Trump had also considered pardoning Sheldon Silver, the powerful former Democratic speaker of the New York State Assembly. Silver, convicted of corruption, held deep ties to the real estate community.
But the final list did not include his name.
And Trump decided against a pardon for the star of the Netflix reality show "Tiger King," known as "Joe Exotic," despite such optimism from the zookeeper's camp that it stationed a stretch limousine near the prison where he is incarcerated to squire him home if his pardon were granted.
Last month, Trump issued grants of clemency to more than four dozen people, among them Roger Stone, his adviser and longtime friend; his former campaign chairman, Paul Manafort; and his son-in-law's father, Charles Kushner.
He also pardoned four former contractors for Blackwater who were convicted for a massacre of Iraqi civilians in 2007.
Information for this article was contributed by Rosalind S. Helderman, Josh Dawsey, Beth Reinhard, Amy Brittain, David A. Fahrenthold, Tom Hamburger, Michael Kranish, Michelle Ye Hee Lee and Steven Rich of The Washington Post; by Jill Colvin, Jonathan Lemire, Eric Tucker and Zeke Miller of The Associated Press; and by Maggie Haberman, Kenneth P. Vogel and Dana Rubinstein of The New York Times.
FILE - In this Nov. 8, 2019 file photo, former White House strategist Steve Bannon arrives to testify at the trial of Roger Stone, at federal court in Washington.
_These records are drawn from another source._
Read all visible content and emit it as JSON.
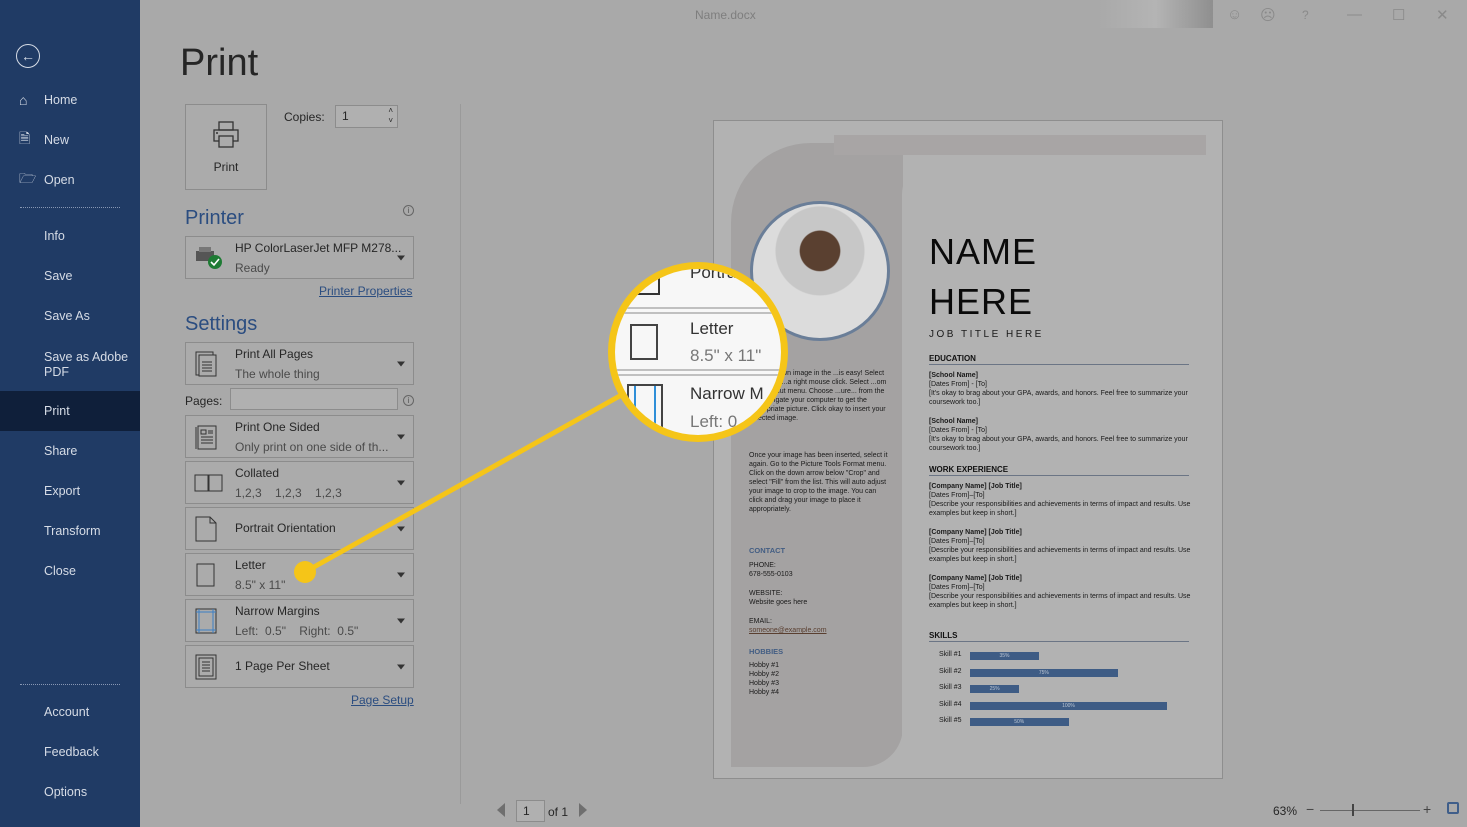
{
  "window": {
    "title": "Name.docx",
    "controls": [
      "smile-icon",
      "frown-icon",
      "help-icon",
      "minimize-icon",
      "maximize-icon",
      "close-icon"
    ]
  },
  "sidebar": {
    "back_icon": "back-arrow-icon",
    "top_items": [
      {
        "label": "Home",
        "icon": "home-icon"
      },
      {
        "label": "New",
        "icon": "new-document-icon"
      },
      {
        "label": "Open",
        "icon": "folder-open-icon"
      }
    ],
    "items": [
      "Info",
      "Save",
      "Save As",
      "Save as Adobe PDF",
      "Print",
      "Share",
      "Export",
      "Transform",
      "Close"
    ],
    "active": "Print",
    "bottom_items": [
      "Account",
      "Feedback",
      "Options"
    ]
  },
  "print": {
    "title": "Print",
    "print_button": "Print",
    "copies_label": "Copies:",
    "copies_value": "1",
    "printer_heading": "Printer",
    "printer_name": "HP ColorLaserJet MFP M278...",
    "printer_status": "Ready",
    "printer_properties": "Printer Properties",
    "settings_heading": "Settings",
    "settings": [
      {
        "title": "Print All Pages",
        "subtitle": "The whole thing",
        "icon": "pages-icon"
      },
      {
        "title": "Print One Sided",
        "subtitle": "Only print on one side of th...",
        "icon": "one-sided-icon"
      },
      {
        "title": "Collated",
        "subtitle": "1,2,3    1,2,3    1,2,3",
        "icon": "collated-icon"
      },
      {
        "title": "Portrait Orientation",
        "subtitle": "",
        "icon": "portrait-icon"
      },
      {
        "title": "Letter",
        "subtitle": "8.5\" x 11\"",
        "icon": "paper-size-icon"
      },
      {
        "title": "Narrow Margins",
        "subtitle": "Left:  0.5\"    Right:  0.5\"",
        "icon": "margins-icon"
      },
      {
        "title": "1 Page Per Sheet",
        "subtitle": "",
        "icon": "pages-per-sheet-icon"
      }
    ],
    "pages_label": "Pages:",
    "pages_value": "",
    "page_setup": "Page Setup"
  },
  "magnifier": {
    "top": "Portrait",
    "title": "Letter",
    "subtitle": "8.5\" x 11\"",
    "next": "Narrow M",
    "next_sub": "Left:  0"
  },
  "preview": {
    "name1": "NAME",
    "name2": "HERE",
    "job_title": "JOB TITLE HERE",
    "left_text1": "...ut your own image in the ...is easy! Select the image ...a right mouse click. Select ...om the shortcut menu. Choose ...ure... from the list. Navigate your computer to get the appropriate picture. Click okay to insert your selected image.",
    "left_text2": "Once your image has been inserted, select it again. Go to the Picture Tools Format menu. Click on the down arrow below \"Crop\" and select \"Fill\" from the list. This will auto adjust your image to crop to the image. You can click and drag your image to place it appropriately.",
    "contact_heading": "CONTACT",
    "phone_label": "PHONE:",
    "phone": "678-555-0103",
    "website_label": "WEBSITE:",
    "website": "Website goes here",
    "email_label": "EMAIL:",
    "email": "someone@example.com",
    "hobbies_heading": "HOBBIES",
    "hobbies": [
      "Hobby #1",
      "Hobby #2",
      "Hobby #3",
      "Hobby #4"
    ],
    "education_heading": "EDUCATION",
    "education": [
      {
        "name": "[School Name]",
        "dates": "[Dates From] - [To]",
        "desc": "[It's okay to brag about your GPA, awards, and honors. Feel free to summarize your coursework too.]"
      },
      {
        "name": "[School Name]",
        "dates": "[Dates From] - [To]",
        "desc": "[It's okay to brag about your GPA, awards, and honors. Feel free to summarize your coursework too.]"
      }
    ],
    "work_heading": "WORK EXPERIENCE",
    "work": [
      {
        "name": "[Company Name]  [Job Title]",
        "dates": "[Dates From]–[To]",
        "desc": "[Describe your responsibilities and achievements in terms of impact and results. Use examples but keep in short.]"
      },
      {
        "name": "[Company Name]  [Job Title]",
        "dates": "[Dates From]–[To]",
        "desc": "[Describe your responsibilities and achievements in terms of impact and results. Use examples but keep in short.]"
      },
      {
        "name": "[Company Name]  [Job Title]",
        "dates": "[Dates From]–[To]",
        "desc": "[Describe your responsibilities and achievements in terms of impact and results. Use examples but keep in short.]"
      }
    ],
    "skills_heading": "SKILLS",
    "skills": [
      {
        "label": "Skill #1",
        "pct": 35,
        "text": "35%"
      },
      {
        "label": "Skill #2",
        "pct": 75,
        "text": "75%"
      },
      {
        "label": "Skill #3",
        "pct": 25,
        "text": "25%"
      },
      {
        "label": "Skill #4",
        "pct": 100,
        "text": "100%"
      },
      {
        "label": "Skill #5",
        "pct": 50,
        "text": "50%"
      }
    ]
  },
  "footer": {
    "page_value": "1",
    "of_label": "of 1",
    "zoom": "63%",
    "zoom_minus": "−",
    "zoom_plus": "+"
  },
  "colors": {
    "sidebar": "#203b65",
    "accent": "#2b4d80",
    "highlight": "#f5c518"
  }
}
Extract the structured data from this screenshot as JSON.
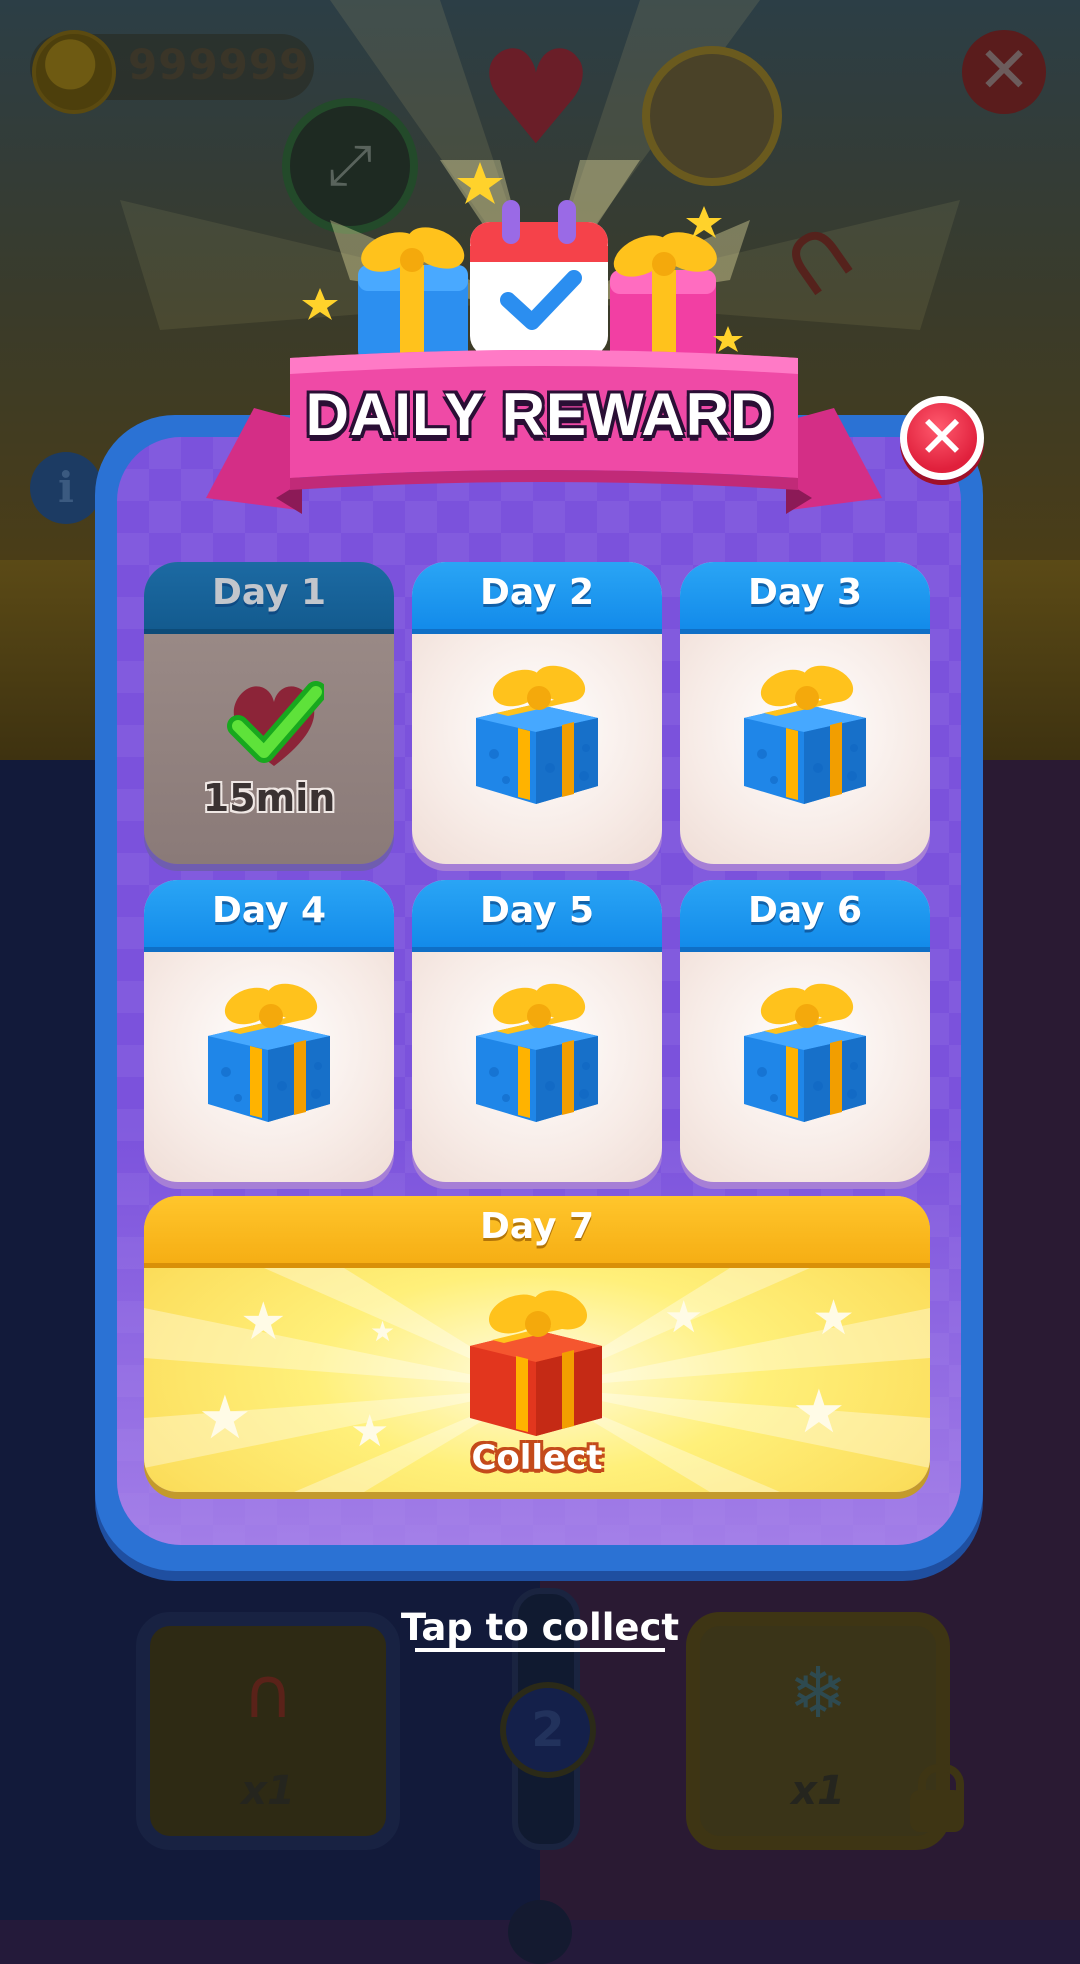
{
  "hud": {
    "coins": "999999",
    "coin_icon": "coin-icon",
    "close_icon": "close-icon",
    "info_label": "i"
  },
  "dialog": {
    "title": "DAILY REWARD",
    "close_icon": "close-icon",
    "days": [
      {
        "label": "Day 1",
        "status": "claimed",
        "reward_text": "15min",
        "icon": "heart-icon"
      },
      {
        "label": "Day 2",
        "status": "locked",
        "icon": "gift-icon"
      },
      {
        "label": "Day 3",
        "status": "locked",
        "icon": "gift-icon"
      },
      {
        "label": "Day 4",
        "status": "locked",
        "icon": "gift-icon"
      },
      {
        "label": "Day 5",
        "status": "locked",
        "icon": "gift-icon"
      },
      {
        "label": "Day 6",
        "status": "locked",
        "icon": "gift-icon"
      }
    ],
    "day7": {
      "label": "Day 7",
      "action": "Collect",
      "icon": "gift-icon"
    },
    "tap_hint": "Tap to collect"
  },
  "boosters": {
    "left": {
      "icon": "magnet-icon",
      "count": "x1"
    },
    "right": {
      "icon": "snowflake-icon",
      "count": "x1",
      "locked": true
    },
    "level": "2"
  },
  "colors": {
    "dialog_border": "#2b72d4",
    "dialog_fill": "#7b52dc",
    "ribbon": "#e83d9c",
    "day_header": "#1e9cf0",
    "day7_header": "#fbb81e",
    "close_button": "#e8284a"
  }
}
Bannon was arrested Thursday, Aug. 20, 2020, on charges that he and three others ripped off donors to an online fundraising scheme “We Build The Wall.” The charges were contained in an indictment unsealed in Manhattan federal court. (AP Photo/Al Drago, File)
FILE - In this Sept. 10, 2019 file photo, Michael Flynn, President Donald Trump's former national security adviser, leaves the federal court following a status conference in Washington. The arrest of President Donald Trump’s former chief strategist Steve Bannon adds to a growing list of Trump associates ensnared in legal trouble. They include the president's former campaign chair, Paul Manafort, whom Bannon replaced, his longtime lawyer, Michael Cohen, and his former national security adviser, Michael Flynn. (AP Photo/Manuel Balce Ceneta, File)
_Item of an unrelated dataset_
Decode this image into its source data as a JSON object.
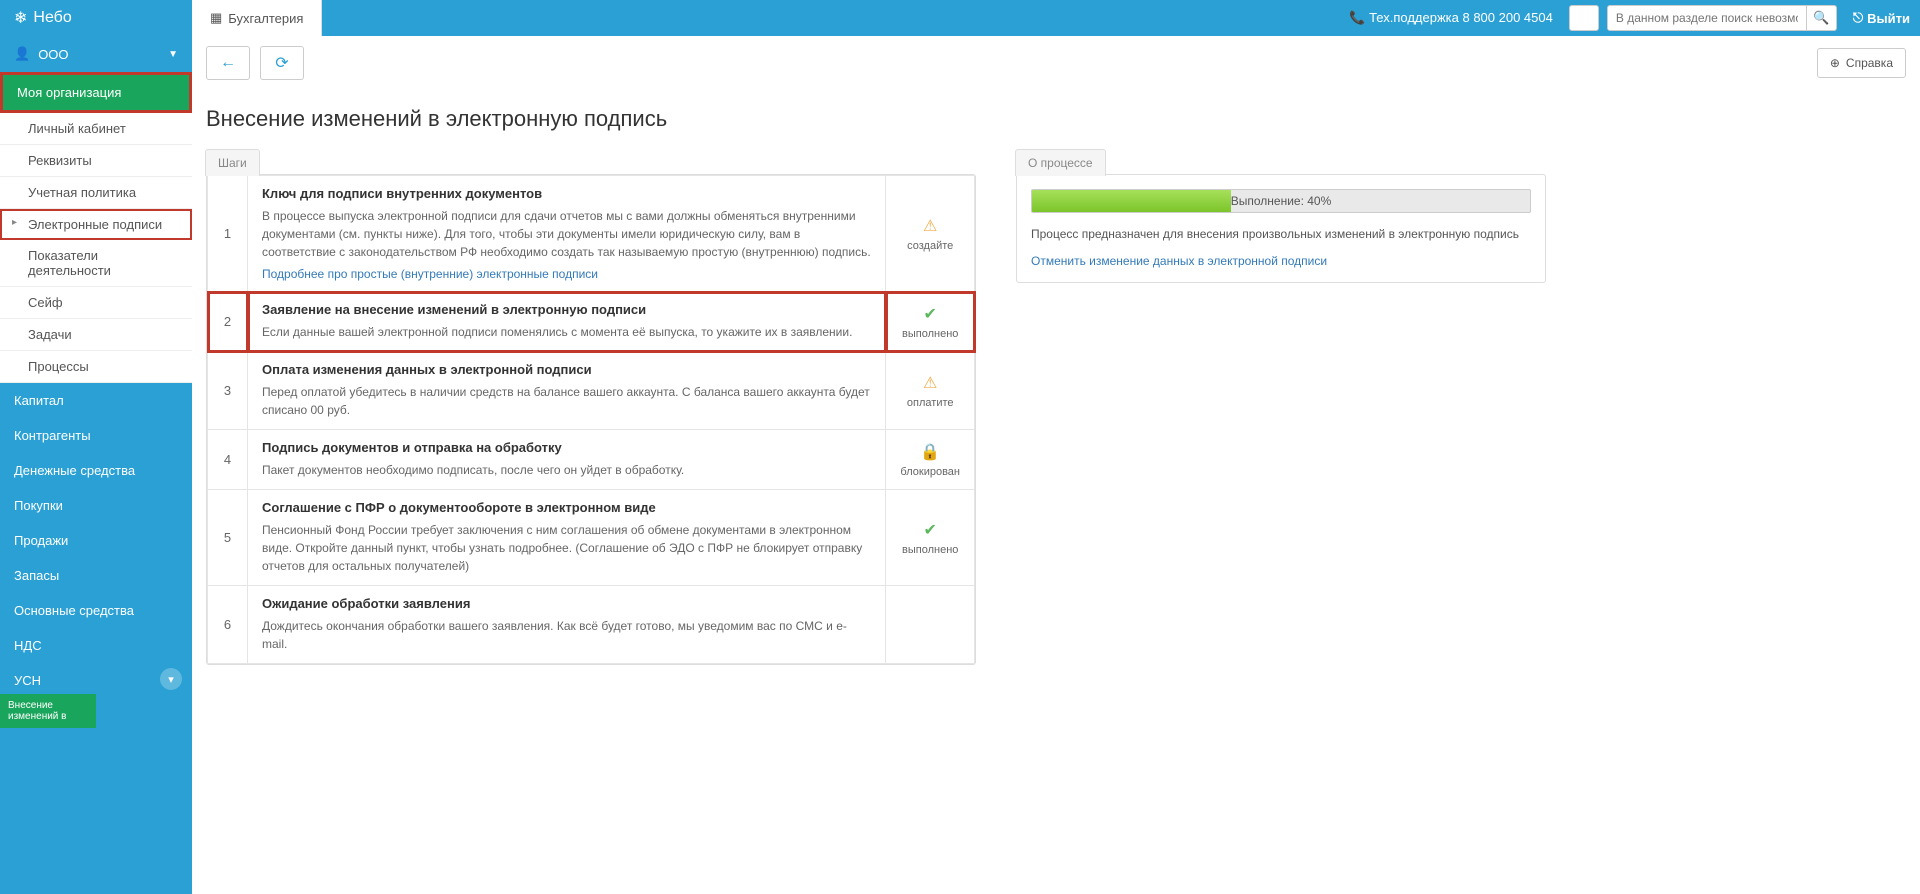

FILE- In this June 27, 2019 file photo, Paul Manafort, center, arrives at court in New York. New York City prosecutors are seeking to have the state’s highest court revive state mortgage fraud charges against Manafort after striking out twice before in lower courts. The Manhattan district attorney’s office sent a letter Tuesday, Nov. 24, 2020, to the state’s chief judge asking permission to challenge an intermediate appeals court’s ruling last month, which upheld a judge’s decision to dismiss the case on double jeopardy grounds.(AP Photo/Seth Wenig, File)
President Trump is seen on a network monitor after his pre-recorded farewell speech was released, inside the Brady Press Briefing Room at the White House, Tuesday, Jan. 19, 2021, in Washington. (AP Photo/Gerald Herbert)
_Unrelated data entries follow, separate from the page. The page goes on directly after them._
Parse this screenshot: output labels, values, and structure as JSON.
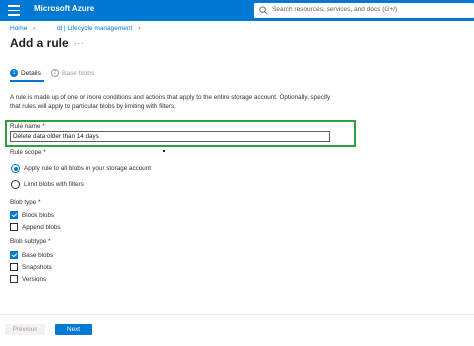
{
  "header": {
    "brand": "Microsoft Azure",
    "search_placeholder": "Search resources, services, and docs (G+/)",
    "accent": "#0078d4"
  },
  "breadcrumb": {
    "items": [
      "Home",
      "dl | Lifecycle management"
    ]
  },
  "page": {
    "title": "Add a rule",
    "more": "···"
  },
  "tabs": [
    {
      "number": "1",
      "label": "Details"
    },
    {
      "number": "2",
      "label": "Base blobs"
    }
  ],
  "description": "A rule is made up of one or more conditions and actions that apply to the entire storage account. Optionally, specify that rules will apply to particular blobs by limiting with filters.",
  "form": {
    "rule_name_label": "Rule name *",
    "rule_name_value": "Delete data older than 14 days",
    "highlight_color": "#2e9e3e",
    "rule_scope_label": "Rule scope *",
    "scope_options": [
      {
        "label": "Apply rule to all blobs in your storage account",
        "selected": true
      },
      {
        "label": "Limit blobs with filters",
        "selected": false
      }
    ],
    "blob_type_label": "Blob type *",
    "blob_types": [
      {
        "label": "Block blobs",
        "checked": true
      },
      {
        "label": "Append blobs",
        "checked": false
      }
    ],
    "blob_subtype_label": "Blob subtype *",
    "blob_subtypes": [
      {
        "label": "Base blobs",
        "checked": true
      },
      {
        "label": "Snapshots",
        "checked": false
      },
      {
        "label": "Versions",
        "checked": false
      }
    ]
  },
  "footer": {
    "previous_label": "Previous",
    "next_label": "Next"
  }
}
Freelance photographer Allison Dinner photographs workers setting up lights, in front the West Wing of the White House, Tuesday, Jan. 19, 2021, in Washington. On President Donald Trump's last full day in office, there was an eerie quiet, with no public events scheduled, his last event being Jan. 12, seven days earlier. (AP Photo/Gerald Herbert)